Interesting. At an earlier age, I thought about becoming a doctor, a psychologist, and an avionics engineer. I wonder how many hospitals, mental health organizations, or transportation safety boards would like to invite me, with my PhD in English, to offer my expertise to them, based on my childhood dreams and the enormous social influence afforded me by my currently frozen five-figure salary. I'm sure if I offered, the response would be, "Sorry. Go play in a different sandbox."
And it appears that that's how many (I would assume not all) trustees/regents view their task: more as a sandbox to play in than as a sacred trust held on behalf of an institution whose long-term welfare, as well as the welfare of those whose lives are significantly influenced by it, depends on their wise and well-informed decisions. This may stem from two assumptions that appear to drive trustee selection: (1) the assumption that professional experience within education isn't necessary to wield power and influence in that field; (2) that when you're rich, "you really know."
I wouldn't argue that every single trustee should have an educational background. To the contrary, on any governing board a diversity of backgrounds and perspectives is a positive thing. Fiscal responsibility is a positive, not a negative, and boards can only benefit from having a few members with solid backgrounds in fields like business and law. I am also not suggesting that wealth is inherently a bad thing.
But when it comes to governance, the term "diversity" needs to be taken seriously. Boards will be even more effective if they are comprised of people from a true range of backgrounds, including but not limited to professional expertise and experience, socioeconomic level, race, gender, and more.
Imagine the difference if at least some board members had significant firsthand knowledge and experience in education. Imagine the difference if at least some board members were of average financial means and could share the perspective of families and students who struggle to pay tuition. Imagine the difference if some board members understood what happens in educational institutions, at the ground level, on a daily basis.
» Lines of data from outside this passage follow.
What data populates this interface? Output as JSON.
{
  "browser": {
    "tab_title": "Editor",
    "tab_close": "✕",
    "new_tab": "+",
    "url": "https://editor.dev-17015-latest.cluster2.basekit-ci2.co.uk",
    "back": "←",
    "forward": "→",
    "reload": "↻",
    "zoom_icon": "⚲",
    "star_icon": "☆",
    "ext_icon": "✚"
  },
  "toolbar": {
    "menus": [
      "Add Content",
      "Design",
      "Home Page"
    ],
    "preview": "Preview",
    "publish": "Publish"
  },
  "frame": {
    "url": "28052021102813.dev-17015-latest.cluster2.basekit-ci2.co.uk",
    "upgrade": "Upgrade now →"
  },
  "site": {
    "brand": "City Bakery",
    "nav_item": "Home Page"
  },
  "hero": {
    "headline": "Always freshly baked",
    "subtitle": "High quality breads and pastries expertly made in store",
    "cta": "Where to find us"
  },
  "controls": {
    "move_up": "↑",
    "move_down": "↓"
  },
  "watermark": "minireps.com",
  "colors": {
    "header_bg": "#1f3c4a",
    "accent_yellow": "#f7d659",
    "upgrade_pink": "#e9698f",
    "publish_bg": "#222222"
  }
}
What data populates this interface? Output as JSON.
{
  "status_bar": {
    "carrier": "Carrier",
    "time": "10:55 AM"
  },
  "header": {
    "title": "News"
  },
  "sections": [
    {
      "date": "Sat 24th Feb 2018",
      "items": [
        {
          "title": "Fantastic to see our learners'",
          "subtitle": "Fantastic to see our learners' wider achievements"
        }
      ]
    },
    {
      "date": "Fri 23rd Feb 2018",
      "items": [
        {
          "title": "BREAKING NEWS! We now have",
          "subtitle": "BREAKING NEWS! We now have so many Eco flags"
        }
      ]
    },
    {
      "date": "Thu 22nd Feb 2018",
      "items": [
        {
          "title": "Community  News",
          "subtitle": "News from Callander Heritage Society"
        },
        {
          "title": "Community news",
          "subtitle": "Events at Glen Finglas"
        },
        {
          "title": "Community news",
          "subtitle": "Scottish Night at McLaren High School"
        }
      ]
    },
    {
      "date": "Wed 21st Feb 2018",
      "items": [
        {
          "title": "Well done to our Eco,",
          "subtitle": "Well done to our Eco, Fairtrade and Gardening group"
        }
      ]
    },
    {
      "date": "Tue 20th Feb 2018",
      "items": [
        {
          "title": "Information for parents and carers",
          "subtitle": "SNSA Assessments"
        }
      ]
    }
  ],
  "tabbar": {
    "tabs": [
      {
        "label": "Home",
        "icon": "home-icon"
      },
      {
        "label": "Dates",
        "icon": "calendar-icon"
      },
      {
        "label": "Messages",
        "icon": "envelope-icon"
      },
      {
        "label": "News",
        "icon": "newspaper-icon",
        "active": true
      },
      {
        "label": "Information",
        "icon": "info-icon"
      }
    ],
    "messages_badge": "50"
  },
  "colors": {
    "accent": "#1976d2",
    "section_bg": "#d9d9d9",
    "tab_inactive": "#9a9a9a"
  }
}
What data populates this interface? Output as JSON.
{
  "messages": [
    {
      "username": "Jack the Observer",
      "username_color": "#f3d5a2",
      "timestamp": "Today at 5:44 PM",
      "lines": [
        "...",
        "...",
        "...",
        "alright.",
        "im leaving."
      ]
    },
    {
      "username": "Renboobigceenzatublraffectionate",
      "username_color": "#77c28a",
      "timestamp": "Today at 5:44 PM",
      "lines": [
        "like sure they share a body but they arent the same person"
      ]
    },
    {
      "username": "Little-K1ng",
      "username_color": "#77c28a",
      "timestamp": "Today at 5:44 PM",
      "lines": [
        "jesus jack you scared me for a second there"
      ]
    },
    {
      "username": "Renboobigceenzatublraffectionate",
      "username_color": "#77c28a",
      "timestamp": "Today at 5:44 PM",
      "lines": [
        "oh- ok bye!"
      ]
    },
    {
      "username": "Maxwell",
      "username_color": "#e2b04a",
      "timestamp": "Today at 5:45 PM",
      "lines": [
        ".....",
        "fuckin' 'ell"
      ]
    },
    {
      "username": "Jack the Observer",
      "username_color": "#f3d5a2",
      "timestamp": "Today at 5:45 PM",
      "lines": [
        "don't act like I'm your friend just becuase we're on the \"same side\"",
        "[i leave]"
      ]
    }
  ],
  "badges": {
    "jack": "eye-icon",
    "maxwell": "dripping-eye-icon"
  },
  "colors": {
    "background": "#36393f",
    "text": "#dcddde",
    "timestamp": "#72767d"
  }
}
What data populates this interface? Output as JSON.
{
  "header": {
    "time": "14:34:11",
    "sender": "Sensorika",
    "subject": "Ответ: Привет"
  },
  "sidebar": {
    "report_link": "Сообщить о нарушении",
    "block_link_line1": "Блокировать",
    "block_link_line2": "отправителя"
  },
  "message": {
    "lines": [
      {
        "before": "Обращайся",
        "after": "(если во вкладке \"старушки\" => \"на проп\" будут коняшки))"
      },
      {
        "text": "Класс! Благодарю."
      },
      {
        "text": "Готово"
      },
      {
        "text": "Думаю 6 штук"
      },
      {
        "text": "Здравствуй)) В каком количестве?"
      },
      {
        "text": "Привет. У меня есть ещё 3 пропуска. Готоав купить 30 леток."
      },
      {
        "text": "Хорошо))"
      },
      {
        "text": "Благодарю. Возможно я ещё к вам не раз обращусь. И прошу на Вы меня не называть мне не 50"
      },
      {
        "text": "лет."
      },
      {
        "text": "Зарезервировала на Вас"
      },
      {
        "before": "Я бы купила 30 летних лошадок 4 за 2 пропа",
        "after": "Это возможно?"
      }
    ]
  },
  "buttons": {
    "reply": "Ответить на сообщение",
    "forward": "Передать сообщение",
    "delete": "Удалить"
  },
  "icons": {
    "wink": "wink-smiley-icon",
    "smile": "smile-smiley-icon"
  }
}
Meanwhile, diversity of race, ethnicity and gender should be a no-brainer (though if you look at actual board representation, it appears that in most cases it isn't).
Imagine the world we would have, both in higher education and elsewhere, if Tevye turned out to be wrong. Imagine what could happen if we didn't begin with the assumption that wealth is really the best measure of whether a person "knows" what's best when entrusted with an entity's overall well-being.